Nov. 2014, "Vanishing Point: Criminality, Corruption, and the Devastation of Tanzania's Elephants," Environmental Investigation Agency
Mrs. McConnell, Elaine Chao, joined the Bloomberg Board in 2012:
8/8/14, "McConnell's wife sits on board that opposes coal,"
"Chao joined Bloomberg Philanthropies in early 2012, according to a news release on the group's website....
Chao sits on the board of directors of the Bloomberg Family Foundation, a philanthropic organization that has committed $50 million over four years to a campaign against coal. The foundation, established by former New York Mayor Michael Bloomberg, also has committed $600 million to what it calls the "Bloomberg Initiative to Reduce Tobacco Use."
The United Mine Workers of America, which has endorsed Grimes, attacked the Chao connection to anti-coal activists. President Cecil Roberts said in a statement McConnell's wife "is of course free to take a position on whatever board of directors she chooses."
"But one would think that, as the spouse of a Kentucky politician, she would choose more carefully when it comes to taking a leadership role in an organization that had recently invested in the destruction of the American coal industry and the jobs of American coal miners," Roberts said.
On a Bloomberg website titled "Beyond Coal," the group states that it is partnered with the Sierra Club's Beyond Coal campaign "to move the country from coal to clean energy.""...
Foremost Co. ship "Grain May" flies the Liberian flag:
Foremost Shipping Co.'s owner Dr. Chao supports the $1 billion a day imaginary global warming industry, and is "part of the green transformation in global commerce:"
In May 2004, Dr. Chao became one of few inducted into the International Maritime Hall of Fame at the UN
"Bio of Dr. S.C. Chao, the Inaugural CAAPs Distinguished Lifetime Achievement Award Winner," bostonese.com, English-Chinese online Journal, by Chinese American Academic and Professional Society

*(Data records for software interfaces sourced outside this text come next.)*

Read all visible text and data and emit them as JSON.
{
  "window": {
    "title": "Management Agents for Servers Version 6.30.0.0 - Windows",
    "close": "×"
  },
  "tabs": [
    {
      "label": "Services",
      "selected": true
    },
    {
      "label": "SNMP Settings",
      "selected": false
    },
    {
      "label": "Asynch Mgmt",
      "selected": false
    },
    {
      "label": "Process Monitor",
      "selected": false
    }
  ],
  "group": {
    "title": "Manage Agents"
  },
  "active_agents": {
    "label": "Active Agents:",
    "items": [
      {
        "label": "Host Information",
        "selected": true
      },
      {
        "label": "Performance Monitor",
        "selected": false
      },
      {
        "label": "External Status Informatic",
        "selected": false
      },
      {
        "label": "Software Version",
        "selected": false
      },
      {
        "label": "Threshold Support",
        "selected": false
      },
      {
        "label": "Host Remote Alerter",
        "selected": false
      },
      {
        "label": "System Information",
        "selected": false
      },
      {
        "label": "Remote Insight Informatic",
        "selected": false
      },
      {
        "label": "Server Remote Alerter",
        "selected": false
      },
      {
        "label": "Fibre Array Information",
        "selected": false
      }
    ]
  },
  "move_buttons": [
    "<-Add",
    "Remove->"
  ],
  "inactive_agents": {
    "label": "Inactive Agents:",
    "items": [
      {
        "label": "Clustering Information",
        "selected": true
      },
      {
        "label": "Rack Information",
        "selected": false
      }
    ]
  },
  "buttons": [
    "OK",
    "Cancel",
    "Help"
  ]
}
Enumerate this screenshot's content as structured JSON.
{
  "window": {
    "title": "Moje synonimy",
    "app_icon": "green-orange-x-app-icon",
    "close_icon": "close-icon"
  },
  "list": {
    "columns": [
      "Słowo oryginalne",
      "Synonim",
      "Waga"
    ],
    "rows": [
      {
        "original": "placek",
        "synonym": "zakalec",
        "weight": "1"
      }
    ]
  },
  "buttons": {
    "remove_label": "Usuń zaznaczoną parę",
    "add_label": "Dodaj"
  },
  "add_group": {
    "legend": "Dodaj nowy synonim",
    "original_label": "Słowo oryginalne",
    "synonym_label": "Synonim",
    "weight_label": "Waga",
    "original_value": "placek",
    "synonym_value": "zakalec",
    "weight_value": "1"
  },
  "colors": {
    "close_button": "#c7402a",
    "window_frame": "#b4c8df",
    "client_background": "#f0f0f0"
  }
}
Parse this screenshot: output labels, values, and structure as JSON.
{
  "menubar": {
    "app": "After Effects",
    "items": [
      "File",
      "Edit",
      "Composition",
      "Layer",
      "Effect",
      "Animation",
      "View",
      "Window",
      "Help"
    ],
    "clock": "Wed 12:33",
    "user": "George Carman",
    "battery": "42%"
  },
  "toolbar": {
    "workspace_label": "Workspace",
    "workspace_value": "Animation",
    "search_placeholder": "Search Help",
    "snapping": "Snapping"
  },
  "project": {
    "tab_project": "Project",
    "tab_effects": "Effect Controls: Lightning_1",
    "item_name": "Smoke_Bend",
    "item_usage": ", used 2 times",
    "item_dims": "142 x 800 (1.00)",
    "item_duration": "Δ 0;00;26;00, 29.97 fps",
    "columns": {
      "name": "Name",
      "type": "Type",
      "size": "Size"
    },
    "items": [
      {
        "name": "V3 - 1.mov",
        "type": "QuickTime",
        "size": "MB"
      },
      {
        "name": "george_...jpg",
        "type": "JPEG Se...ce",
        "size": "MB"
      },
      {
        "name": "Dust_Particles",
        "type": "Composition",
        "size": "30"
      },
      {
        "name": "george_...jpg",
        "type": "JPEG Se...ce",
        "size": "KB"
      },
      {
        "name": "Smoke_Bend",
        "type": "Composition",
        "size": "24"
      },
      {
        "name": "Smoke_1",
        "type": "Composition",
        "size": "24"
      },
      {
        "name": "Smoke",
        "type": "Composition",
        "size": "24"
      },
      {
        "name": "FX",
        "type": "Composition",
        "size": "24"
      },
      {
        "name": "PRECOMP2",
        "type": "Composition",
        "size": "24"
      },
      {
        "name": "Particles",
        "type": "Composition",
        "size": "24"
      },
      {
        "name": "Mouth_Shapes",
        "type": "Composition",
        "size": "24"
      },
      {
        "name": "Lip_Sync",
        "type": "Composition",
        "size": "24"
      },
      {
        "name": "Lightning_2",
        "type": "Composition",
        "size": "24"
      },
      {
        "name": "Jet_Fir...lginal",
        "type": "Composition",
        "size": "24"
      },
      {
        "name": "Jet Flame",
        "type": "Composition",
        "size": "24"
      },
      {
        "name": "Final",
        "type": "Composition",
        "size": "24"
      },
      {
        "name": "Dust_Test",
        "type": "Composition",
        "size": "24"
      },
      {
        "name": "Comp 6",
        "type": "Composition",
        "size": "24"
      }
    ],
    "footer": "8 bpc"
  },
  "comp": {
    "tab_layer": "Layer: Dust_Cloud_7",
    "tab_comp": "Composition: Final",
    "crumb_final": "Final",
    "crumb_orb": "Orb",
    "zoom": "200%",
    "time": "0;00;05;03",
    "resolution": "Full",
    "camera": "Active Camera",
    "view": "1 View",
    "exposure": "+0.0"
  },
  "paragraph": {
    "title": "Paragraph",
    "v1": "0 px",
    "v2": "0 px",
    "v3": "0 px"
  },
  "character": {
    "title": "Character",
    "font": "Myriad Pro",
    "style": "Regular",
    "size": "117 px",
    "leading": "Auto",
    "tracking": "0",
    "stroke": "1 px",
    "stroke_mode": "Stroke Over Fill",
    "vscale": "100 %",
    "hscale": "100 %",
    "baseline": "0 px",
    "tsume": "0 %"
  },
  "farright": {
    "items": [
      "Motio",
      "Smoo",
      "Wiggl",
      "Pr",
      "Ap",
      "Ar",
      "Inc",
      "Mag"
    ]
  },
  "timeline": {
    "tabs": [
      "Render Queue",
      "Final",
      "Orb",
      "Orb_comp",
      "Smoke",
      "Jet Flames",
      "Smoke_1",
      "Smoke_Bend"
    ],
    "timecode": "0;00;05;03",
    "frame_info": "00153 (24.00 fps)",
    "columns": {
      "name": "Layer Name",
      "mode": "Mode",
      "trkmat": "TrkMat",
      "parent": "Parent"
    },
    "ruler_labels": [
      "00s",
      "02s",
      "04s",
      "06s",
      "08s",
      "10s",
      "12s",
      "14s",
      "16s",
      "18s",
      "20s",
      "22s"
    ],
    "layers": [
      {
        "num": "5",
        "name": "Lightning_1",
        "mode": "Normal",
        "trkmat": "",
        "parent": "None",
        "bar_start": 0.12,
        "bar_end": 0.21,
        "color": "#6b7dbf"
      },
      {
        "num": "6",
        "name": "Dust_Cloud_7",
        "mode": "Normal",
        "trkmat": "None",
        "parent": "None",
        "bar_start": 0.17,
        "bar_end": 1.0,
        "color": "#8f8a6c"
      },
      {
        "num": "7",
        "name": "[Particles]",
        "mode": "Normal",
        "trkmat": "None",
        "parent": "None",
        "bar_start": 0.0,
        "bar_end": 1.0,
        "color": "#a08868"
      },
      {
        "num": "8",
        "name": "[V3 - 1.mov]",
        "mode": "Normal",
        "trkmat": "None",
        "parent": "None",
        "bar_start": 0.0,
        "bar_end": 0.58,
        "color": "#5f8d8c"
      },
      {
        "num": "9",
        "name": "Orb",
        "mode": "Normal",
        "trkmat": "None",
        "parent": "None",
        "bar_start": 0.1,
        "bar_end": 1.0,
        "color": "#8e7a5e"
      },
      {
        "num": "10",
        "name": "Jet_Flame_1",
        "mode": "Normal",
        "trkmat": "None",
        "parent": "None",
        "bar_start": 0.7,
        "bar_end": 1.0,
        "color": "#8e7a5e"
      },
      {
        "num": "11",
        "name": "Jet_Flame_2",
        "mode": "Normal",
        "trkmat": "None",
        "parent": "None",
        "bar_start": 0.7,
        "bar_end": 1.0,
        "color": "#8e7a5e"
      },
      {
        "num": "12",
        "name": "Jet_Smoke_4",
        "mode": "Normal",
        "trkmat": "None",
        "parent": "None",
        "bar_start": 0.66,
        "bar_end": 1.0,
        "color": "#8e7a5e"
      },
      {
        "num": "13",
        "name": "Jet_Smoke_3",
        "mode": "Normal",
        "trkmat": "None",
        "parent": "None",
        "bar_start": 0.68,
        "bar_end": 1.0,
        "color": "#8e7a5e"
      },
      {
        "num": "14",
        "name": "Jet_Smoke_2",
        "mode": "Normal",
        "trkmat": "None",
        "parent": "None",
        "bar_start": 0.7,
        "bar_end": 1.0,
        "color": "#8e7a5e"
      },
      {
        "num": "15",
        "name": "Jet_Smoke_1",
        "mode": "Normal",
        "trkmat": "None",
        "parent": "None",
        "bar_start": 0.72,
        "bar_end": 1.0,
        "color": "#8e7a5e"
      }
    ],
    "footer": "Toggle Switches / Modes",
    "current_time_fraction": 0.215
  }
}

In 1964, Dr. Chao founded Foremost Maritime Corporation, developed it to the current Foremost Group, and remains as Chairman to this day. Today, Foremost Group, its headquarters located in New York City, is a well-established, much respected international organization with activities in international shipping, trading and financing. The company enjoys a sterling reputation worldwide for professionalism and high ethical standards under Dr. Chao’s leadership. In May 2004, Dr. Chao became one of the very few to be inducted into the International Maritime Hall of Fame at the United Nations.Dr. Chao helped to develop and establish China’s shipbuilding industry’s advancement in science, technology, and capacity as early as the 1980’s. Currently, China is recognized as having surpassed Japan and Korea in the last few years as the world’s largest shipbuilding country in term of shipbuilding orders. - See more at: http://bostonese.com/?p=4380?#sthash.hVpjX9BC.dpu